TASK GOAL:
Lift every line from the entries that includes the word "kind".

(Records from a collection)
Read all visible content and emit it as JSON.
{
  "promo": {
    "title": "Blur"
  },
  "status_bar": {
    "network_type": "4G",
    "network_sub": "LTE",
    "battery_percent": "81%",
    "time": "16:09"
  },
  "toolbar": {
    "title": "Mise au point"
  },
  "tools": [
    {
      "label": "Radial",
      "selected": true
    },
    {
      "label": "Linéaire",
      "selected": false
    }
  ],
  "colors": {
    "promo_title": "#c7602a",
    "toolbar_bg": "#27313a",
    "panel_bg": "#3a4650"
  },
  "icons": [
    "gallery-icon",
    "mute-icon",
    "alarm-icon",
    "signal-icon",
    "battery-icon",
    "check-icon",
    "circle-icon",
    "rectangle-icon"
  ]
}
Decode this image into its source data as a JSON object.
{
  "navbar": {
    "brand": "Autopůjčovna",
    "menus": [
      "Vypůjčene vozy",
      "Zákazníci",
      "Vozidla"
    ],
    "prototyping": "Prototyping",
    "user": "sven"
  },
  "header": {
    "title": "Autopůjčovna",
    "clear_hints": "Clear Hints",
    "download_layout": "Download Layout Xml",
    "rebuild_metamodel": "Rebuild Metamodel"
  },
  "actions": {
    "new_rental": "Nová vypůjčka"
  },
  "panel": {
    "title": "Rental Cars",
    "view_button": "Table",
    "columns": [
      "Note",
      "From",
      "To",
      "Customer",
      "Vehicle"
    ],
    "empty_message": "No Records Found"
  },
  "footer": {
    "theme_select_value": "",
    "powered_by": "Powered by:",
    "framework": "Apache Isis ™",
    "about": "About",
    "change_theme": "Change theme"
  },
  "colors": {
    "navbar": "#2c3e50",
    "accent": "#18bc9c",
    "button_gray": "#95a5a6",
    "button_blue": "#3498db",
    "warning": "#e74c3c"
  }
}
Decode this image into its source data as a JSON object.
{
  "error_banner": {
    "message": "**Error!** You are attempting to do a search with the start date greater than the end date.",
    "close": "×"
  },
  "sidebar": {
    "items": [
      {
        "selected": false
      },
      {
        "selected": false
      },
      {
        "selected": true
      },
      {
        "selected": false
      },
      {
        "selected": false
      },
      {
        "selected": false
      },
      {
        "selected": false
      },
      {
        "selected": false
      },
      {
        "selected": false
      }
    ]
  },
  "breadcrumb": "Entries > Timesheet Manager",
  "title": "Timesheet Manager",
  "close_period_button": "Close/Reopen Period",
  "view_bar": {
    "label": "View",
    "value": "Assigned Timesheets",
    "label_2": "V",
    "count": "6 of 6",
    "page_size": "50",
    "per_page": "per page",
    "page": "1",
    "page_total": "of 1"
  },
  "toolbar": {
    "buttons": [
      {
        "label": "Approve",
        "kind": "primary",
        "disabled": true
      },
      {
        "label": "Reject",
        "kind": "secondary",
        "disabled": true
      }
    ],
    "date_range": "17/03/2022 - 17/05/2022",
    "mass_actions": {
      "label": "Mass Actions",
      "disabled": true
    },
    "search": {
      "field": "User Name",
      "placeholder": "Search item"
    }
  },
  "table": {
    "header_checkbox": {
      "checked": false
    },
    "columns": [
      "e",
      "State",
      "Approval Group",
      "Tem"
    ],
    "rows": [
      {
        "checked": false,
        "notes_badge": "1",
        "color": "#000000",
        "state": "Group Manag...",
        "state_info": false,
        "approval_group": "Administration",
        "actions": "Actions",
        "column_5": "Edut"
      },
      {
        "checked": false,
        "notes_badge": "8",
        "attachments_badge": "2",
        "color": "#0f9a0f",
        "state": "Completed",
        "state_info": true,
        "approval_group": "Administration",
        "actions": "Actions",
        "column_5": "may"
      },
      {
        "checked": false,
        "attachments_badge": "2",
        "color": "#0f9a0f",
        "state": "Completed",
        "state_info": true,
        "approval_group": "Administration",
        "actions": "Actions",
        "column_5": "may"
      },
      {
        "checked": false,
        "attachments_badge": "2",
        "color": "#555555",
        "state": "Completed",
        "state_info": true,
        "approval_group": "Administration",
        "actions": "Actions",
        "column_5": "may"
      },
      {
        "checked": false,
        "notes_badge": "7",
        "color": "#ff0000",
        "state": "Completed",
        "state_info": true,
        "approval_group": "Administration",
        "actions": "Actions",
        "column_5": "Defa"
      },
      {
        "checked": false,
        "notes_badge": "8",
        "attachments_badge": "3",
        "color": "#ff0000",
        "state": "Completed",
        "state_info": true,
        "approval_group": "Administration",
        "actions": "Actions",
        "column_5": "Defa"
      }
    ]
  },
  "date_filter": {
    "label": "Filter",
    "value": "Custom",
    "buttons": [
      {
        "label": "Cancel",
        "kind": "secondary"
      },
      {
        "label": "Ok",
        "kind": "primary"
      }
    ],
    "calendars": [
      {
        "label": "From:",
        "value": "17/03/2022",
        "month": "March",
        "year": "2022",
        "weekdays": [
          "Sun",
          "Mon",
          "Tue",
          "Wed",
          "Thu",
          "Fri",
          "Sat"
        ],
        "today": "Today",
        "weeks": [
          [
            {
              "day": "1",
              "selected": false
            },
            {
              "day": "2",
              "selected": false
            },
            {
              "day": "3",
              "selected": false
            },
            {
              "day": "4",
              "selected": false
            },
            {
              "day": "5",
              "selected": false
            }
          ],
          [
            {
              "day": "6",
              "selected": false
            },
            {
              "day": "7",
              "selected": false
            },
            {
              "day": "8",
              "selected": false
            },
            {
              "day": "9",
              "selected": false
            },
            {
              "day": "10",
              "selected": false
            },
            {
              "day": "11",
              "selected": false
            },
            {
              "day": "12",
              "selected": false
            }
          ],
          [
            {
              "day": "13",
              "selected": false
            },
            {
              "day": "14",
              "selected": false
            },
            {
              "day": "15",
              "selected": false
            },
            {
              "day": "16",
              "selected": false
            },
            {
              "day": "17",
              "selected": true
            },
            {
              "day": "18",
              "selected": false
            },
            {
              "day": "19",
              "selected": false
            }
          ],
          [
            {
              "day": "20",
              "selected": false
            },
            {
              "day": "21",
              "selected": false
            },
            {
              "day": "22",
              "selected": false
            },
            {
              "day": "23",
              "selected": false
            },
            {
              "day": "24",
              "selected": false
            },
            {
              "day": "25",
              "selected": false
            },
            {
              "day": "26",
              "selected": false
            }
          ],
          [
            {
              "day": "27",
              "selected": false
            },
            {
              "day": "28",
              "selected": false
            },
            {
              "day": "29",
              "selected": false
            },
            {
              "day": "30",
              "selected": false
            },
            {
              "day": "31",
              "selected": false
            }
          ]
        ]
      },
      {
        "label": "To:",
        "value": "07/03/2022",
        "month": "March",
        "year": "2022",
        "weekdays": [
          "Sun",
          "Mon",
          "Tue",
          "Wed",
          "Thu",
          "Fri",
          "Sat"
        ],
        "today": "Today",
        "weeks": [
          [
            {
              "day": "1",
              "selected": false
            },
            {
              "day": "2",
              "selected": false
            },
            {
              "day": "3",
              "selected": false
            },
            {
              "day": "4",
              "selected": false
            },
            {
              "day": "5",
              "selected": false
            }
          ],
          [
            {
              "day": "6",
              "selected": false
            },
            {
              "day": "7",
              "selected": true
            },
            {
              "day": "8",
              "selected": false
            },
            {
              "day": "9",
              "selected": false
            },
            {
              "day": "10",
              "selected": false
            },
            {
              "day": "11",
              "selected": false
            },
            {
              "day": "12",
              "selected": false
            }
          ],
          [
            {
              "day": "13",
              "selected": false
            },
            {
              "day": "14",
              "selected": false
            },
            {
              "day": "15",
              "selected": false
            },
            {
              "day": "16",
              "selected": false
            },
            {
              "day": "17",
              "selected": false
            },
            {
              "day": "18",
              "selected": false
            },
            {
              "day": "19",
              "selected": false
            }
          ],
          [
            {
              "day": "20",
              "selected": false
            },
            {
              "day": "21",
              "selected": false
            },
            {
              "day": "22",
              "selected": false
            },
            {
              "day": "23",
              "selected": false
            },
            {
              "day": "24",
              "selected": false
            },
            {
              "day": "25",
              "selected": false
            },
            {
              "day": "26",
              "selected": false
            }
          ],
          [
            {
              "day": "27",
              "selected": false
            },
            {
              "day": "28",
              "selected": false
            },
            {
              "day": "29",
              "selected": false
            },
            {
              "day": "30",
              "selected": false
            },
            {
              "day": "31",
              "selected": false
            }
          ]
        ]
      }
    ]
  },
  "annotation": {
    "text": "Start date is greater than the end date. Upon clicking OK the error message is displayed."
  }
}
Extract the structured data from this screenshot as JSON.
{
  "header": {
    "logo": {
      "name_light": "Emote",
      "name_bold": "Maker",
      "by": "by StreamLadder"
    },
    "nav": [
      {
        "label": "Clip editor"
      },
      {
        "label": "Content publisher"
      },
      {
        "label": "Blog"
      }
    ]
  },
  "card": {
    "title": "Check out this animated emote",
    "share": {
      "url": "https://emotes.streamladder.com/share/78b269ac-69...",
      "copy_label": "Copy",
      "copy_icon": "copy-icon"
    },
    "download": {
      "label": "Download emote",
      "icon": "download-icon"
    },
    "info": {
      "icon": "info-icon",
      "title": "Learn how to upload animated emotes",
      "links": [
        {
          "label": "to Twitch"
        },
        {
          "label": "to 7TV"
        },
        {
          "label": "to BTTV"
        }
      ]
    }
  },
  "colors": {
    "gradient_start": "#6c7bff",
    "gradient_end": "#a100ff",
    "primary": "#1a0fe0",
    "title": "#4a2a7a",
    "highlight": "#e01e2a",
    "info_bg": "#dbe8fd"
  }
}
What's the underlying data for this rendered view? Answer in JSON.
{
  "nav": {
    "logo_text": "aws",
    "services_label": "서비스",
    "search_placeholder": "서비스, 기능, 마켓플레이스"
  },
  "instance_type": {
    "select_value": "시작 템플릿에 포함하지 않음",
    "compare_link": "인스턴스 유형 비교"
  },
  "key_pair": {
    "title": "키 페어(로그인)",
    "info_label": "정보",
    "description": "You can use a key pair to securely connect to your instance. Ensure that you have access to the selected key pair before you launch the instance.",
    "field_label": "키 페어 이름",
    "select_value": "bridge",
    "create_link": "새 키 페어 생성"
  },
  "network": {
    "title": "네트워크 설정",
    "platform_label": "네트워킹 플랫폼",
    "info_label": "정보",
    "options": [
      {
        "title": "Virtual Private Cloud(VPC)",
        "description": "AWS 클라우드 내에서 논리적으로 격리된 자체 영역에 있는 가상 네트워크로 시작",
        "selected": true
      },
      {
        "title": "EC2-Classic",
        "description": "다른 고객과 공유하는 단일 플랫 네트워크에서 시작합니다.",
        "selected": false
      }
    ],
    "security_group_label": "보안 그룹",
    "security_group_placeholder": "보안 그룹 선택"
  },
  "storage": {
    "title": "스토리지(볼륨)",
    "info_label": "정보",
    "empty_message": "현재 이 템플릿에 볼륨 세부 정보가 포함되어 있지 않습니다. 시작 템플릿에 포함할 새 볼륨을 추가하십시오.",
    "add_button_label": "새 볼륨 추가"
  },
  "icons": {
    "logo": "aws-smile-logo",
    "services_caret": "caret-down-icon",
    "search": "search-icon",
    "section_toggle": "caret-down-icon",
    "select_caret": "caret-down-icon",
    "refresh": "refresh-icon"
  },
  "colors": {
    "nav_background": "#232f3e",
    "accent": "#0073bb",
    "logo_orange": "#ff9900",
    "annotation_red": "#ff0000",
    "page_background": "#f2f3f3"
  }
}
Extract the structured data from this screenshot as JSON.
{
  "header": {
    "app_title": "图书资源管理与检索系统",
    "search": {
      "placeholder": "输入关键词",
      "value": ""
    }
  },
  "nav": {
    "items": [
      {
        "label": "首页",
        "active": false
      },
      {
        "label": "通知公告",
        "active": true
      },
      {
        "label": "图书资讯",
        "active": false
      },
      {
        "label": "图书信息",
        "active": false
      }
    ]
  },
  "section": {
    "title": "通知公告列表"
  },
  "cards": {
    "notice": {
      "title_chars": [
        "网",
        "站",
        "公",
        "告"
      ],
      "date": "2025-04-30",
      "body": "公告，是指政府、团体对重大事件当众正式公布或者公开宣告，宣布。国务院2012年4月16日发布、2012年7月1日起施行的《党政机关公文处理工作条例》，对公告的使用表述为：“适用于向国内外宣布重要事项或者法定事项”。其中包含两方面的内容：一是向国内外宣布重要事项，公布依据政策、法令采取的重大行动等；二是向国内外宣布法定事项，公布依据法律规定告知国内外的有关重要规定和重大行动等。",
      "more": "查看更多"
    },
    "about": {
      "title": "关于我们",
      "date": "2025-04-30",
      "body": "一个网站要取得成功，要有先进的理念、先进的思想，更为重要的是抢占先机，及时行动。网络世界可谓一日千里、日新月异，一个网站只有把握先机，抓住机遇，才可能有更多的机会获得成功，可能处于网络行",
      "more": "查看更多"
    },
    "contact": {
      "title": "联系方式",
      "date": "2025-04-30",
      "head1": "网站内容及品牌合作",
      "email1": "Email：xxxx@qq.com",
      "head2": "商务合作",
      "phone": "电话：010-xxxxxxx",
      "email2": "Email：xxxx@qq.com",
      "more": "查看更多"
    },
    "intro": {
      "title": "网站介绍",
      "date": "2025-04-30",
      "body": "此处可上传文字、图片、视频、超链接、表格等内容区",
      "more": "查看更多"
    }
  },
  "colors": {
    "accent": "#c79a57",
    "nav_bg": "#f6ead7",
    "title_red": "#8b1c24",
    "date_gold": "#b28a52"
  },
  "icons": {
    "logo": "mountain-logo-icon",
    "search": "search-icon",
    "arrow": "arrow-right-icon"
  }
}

THE ANSWER:
        "kind": "primary",
        "kind": "secondary",
        "kind": "secondary"
        "kind": "primary"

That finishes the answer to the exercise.